Over the hedge
Despite being on a major road, the New Norfolk property Rosedown has been turned into a lush, welcoming sanctuary
IN 1985, the property known as Rosedown in New Norfolk was made up of two conjoined semi- dilapidated cottages, a hawthorn shrub and one golden delicious apple tree.
Fast- forward to the present day and now it attracts hundreds of visitors a year looking for inspiration for their gardens or just to admire the handiwork of Ian and Brenda Triffitt.
The Triffitts have faithfully restored and extended the late Georgian homestead as well as cultivated a world- class garden full of roses, conifers, daffodils, lilacs, hydrangeas and much more over about two hectares.
As long- time residents of New Norfolk, the couple jumped at the chance to own the historical property, which is believed to have been built in the late 1840s.
By the time the Triffitts purchased it in 1985, Rosedown had seen better days. ‘‘ I didn’t want to live in it,’’ Brenda said. ‘‘ I didn’t even see an electric stove in the house anywhere. Turned out the previous owners had cooked everything in the dining room on an open fire!
‘‘ We think it was built for the workers who came out from Kent for the hop industry.
‘‘ In Old Pubs of Australia it is also listed as an inn but that’s about all we know about that.’’

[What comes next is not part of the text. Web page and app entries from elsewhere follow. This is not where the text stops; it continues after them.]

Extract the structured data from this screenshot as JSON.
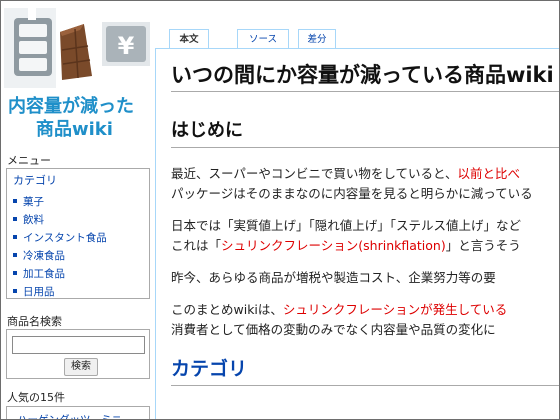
{
  "sidebar": {
    "logo": {
      "line1": "内容量が減った",
      "line2_prefix": "商品",
      "line2_wiki": "wiki",
      "currency_symbol": "¥"
    },
    "menu_heading": "メニュー",
    "menu_category": "カテゴリ",
    "menu_items": [
      {
        "label": "菓子"
      },
      {
        "label": "飲料"
      },
      {
        "label": "インスタント食品"
      },
      {
        "label": "冷凍食品"
      },
      {
        "label": "加工食品"
      },
      {
        "label": "日用品"
      }
    ],
    "search_heading": "商品名検索",
    "search_value": "",
    "search_button": "検索",
    "popular_heading": "人気の15件",
    "popular_first": "ハーゲンダッツ　ミニ"
  },
  "tabs": [
    {
      "label": "本文"
    },
    {
      "label": "ソース"
    },
    {
      "label": "差分"
    }
  ],
  "main": {
    "title": "いつの間にか容量が減っている商品wiki",
    "intro_heading": "はじめに",
    "p1_text": "最近、スーパーやコンビニで買い物をしていると、",
    "p1_red": "以前と比べ",
    "p2_text": "パッケージはそのままなのに内容量を見ると明らかに減っている",
    "p3_text": "日本では「実質値上げ」「隠れ値上げ」「ステルス値上げ」など",
    "p4_pre": "これは「",
    "p4_red": "シュリンクフレーション(shrinkflation)",
    "p4_post": "」と言うそう",
    "p5_text": "昨今、あらゆる商品が増税や製造コスト、企業努力等の要",
    "p6_pre": "このまとめwikiは、",
    "p6_red": "シュリンクフレーションが発生している",
    "p7_text": "消費者として価格の変動のみでなく内容量や品質の変化に",
    "category_heading": "カテゴリ"
  },
  "colors": {
    "link": "#0645ad",
    "accent_red": "#dd0000",
    "logo_blue": "#1f8fc9",
    "tab_border": "#a7d7f9"
  }
}
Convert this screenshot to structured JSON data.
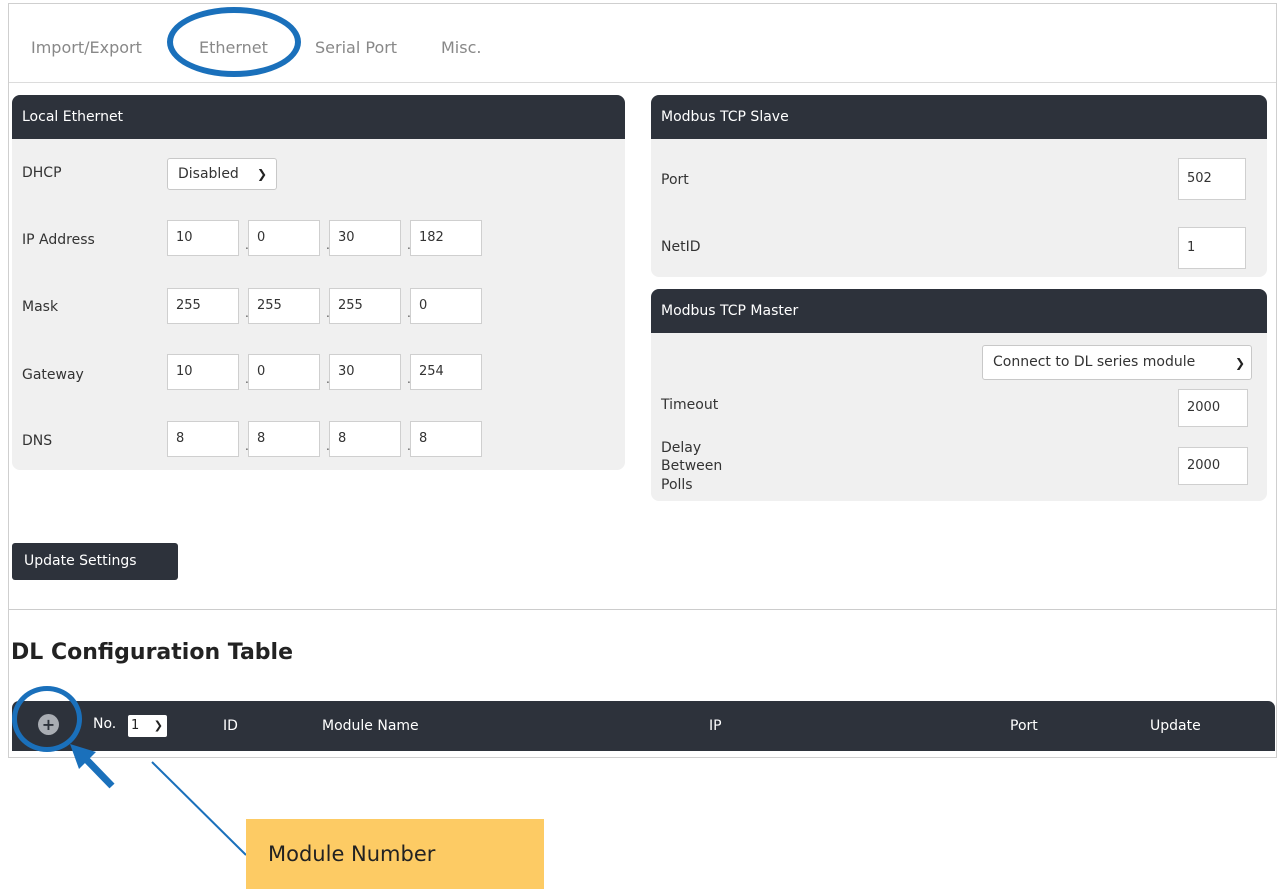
{
  "tabs": [
    {
      "label": "Import/Export"
    },
    {
      "label": "Ethernet"
    },
    {
      "label": "Serial Port"
    },
    {
      "label": "Misc."
    }
  ],
  "local_ethernet": {
    "title": "Local Ethernet",
    "dhcp_label": "DHCP",
    "dhcp_value": "Disabled",
    "ip_label": "IP Address",
    "ip": [
      "10",
      "0",
      "30",
      "182"
    ],
    "mask_label": "Mask",
    "mask": [
      "255",
      "255",
      "255",
      "0"
    ],
    "gateway_label": "Gateway",
    "gateway": [
      "10",
      "0",
      "30",
      "254"
    ],
    "dns_label": "DNS",
    "dns": [
      "8",
      "8",
      "8",
      "8"
    ]
  },
  "tcp_slave": {
    "title": "Modbus TCP Slave",
    "port_label": "Port",
    "port_value": "502",
    "netid_label": "NetID",
    "netid_value": "1"
  },
  "tcp_master": {
    "title": "Modbus TCP Master",
    "mode_value": "Connect to DL series module",
    "timeout_label": "Timeout",
    "timeout_value": "2000",
    "delay_label_1": "Delay",
    "delay_label_2": "Between",
    "delay_label_3": "Polls",
    "delay_value": "2000"
  },
  "update_button": "Update Settings",
  "dl_table": {
    "title": "DL Configuration Table",
    "add_icon": "plus-circle-icon",
    "no_label": "No.",
    "no_value": "1",
    "columns": {
      "id": "ID",
      "module_name": "Module Name",
      "ip": "IP",
      "port": "Port",
      "update": "Update"
    }
  },
  "annotation": {
    "label": "Module Number",
    "highlight_color": "#1a70bb",
    "callout_color": "#fdcb64"
  }
}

Originally owned by the Shoobridge family, who began the hops industry in and around the Derwent Valley in the 1820s, it housed those who worked in the fields and orchard.
Situated next to the Lyell Highway, the house was suffering due to all the passing log trucks, with cracks appearing in the walls.
The Triffitts took to completely gutting one of the cottages, tearing down the dividing wall and replastering the entire building to create one large home.
The original weatherboard lean- to at the back of the house was removed and replaced with a new brick section.
However, the bricks themselves are actually 20 years older than the main home, having been taken from another historic New Norfolk property.
Glass atriums have been added on either side of the extension to allow the natural light and views of garden into the house.
Gardening was rarely on the agenda for either Ian or Brenda but since being bitten by the renovating bug both inside and out they also became involved in the Open Gardens Australian scheme. They have now been involved with the scheme for about 20 years.
‘‘ It was a latent interest,’’ Brenda said of her favourite pastime.
‘‘ With three children going to school in Hobart we just saw life through the windscreen of the car for years and then we bought here and had time to do the things we really wanted to. I was just going to have a small garden with roses but that soon changed.
‘‘ I think the garden reflects the symmetry of the house; it’s a lovely big extra room but without a ceiling.’’
Brenda has taught adult education gardening classes from the property in the past as well as hosting various charity events.
The pair vow to keep enjoying the property while they can but accept that they will not be able to keep up with all the maintenance as they age.
‘‘ It’s a sanctuary; it’s very peaceful despite the highway out the front,’’ Brenda said.
‘‘ You feel as though you’re away from everything and everyone if you want to be and yet we’re not much more than half an hour from the capital city.’’
AREA: A vase of flowers from the extensive garden ( above) and a creeper adds character to the original front section of the home ( right).
OLDE- WORLDE: Rosedown at 134 Hamilton Rd, New Norfolk ( left); and ( above, clockwise from top left) kettles sit on the cast iron stove; flowers in the garden; the dining room; and owners Brenda and Ian Triffitt.